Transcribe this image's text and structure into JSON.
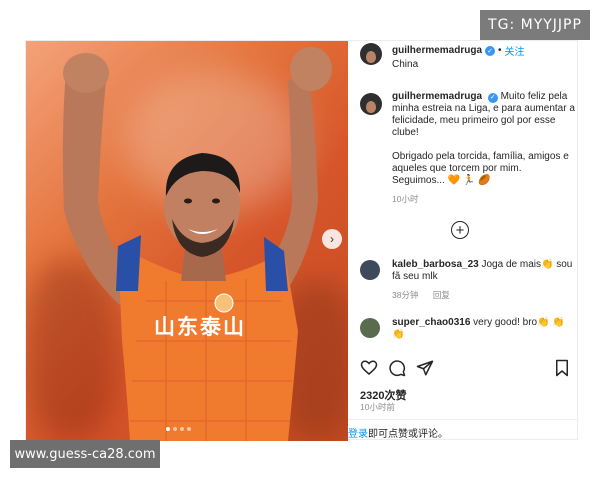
{
  "badges": {
    "telegram": "TG: MYYJJPP",
    "site_url": "www.guess-ca28.com"
  },
  "post": {
    "header": {
      "username": "guilhermemadruga",
      "follow_label": "关注",
      "location": "China"
    },
    "photo": {
      "jersey_text": "山东泰山",
      "slide_count": 4,
      "active_slide": 1
    },
    "caption": {
      "username": "guilhermemadruga",
      "paragraph1": "Muito feliz pela minha estreia na Liga, e para aumentar a felicidade, meu primeiro gol por esse clube!",
      "paragraph2": "Obrigado pela torcida, família, amigos e aqueles que torcem por mim. Seguimos... 🧡 🏃 🏉",
      "time": "10小时"
    },
    "comments": [
      {
        "username": "kaleb_barbosa_23",
        "text": "Joga de mais👏 sou fã seu mlk",
        "time": "38分钟",
        "reply_label": "回复",
        "avatar_color": "#3c4a5c"
      },
      {
        "username": "super_chao0316",
        "text": "very good!  bro👏 👏👏",
        "avatar_color": "#5a6b4e"
      }
    ],
    "actions": {
      "like_icon": "heart-icon",
      "comment_icon": "comment-icon",
      "share_icon": "send-icon",
      "save_icon": "bookmark-icon"
    },
    "likes": "2320次赞",
    "post_time": "10小时前",
    "login_prompt": {
      "link": "登录",
      "text": "即可点赞或评论。"
    }
  },
  "colors": {
    "accent_blue": "#0095f6",
    "jersey_orange": "#f07a2e"
  }
}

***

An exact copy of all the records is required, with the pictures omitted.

Transcribe this image's text and structure into JSON.
{
  "badges": {
    "telegram": "TG: MYYJJPP",
    "site_url": "www.guess-ca28.com"
  },
  "post": {
    "header": {
      "username": "guilhermemadruga",
      "follow_label": "关注",
      "location": "China"
    },
    "photo": {
      "jersey_text": "山东泰山",
      "slide_count": 4,
      "active_slide": 1
    },
    "caption": {
      "username": "guilhermemadruga",
      "paragraph1": "Muito feliz pela minha estreia na Liga, e para aumentar a felicidade, meu primeiro gol por esse clube!",
      "paragraph2": "Obrigado pela torcida, família, amigos e aqueles que torcem por mim. Seguimos... 🧡 🏃 🏉",
      "time": "10小时"
    },
    "comments": [
      {
        "username": "kaleb_barbosa_23",
        "text": "Joga de mais👏 sou fã seu mlk",
        "time": "38分钟",
        "reply_label": "回复",
        "avatar_color": "#3c4a5c"
      },
      {
        "username": "super_chao0316",
        "text": "very good!  bro👏 👏👏",
        "avatar_color": "#5a6b4e"
      }
    ],
    "actions": {
      "like_icon": "heart-icon",
      "comment_icon": "comment-icon",
      "share_icon": "send-icon",
      "save_icon": "bookmark-icon"
    },
    "likes": "2320次赞",
    "post_time": "10小时前",
    "login_prompt": {
      "link": "登录",
      "text": "即可点赞或评论。"
    }
  },
  "colors": {
    "accent_blue": "#0095f6",
    "jersey_orange": "#f07a2e"
  }
}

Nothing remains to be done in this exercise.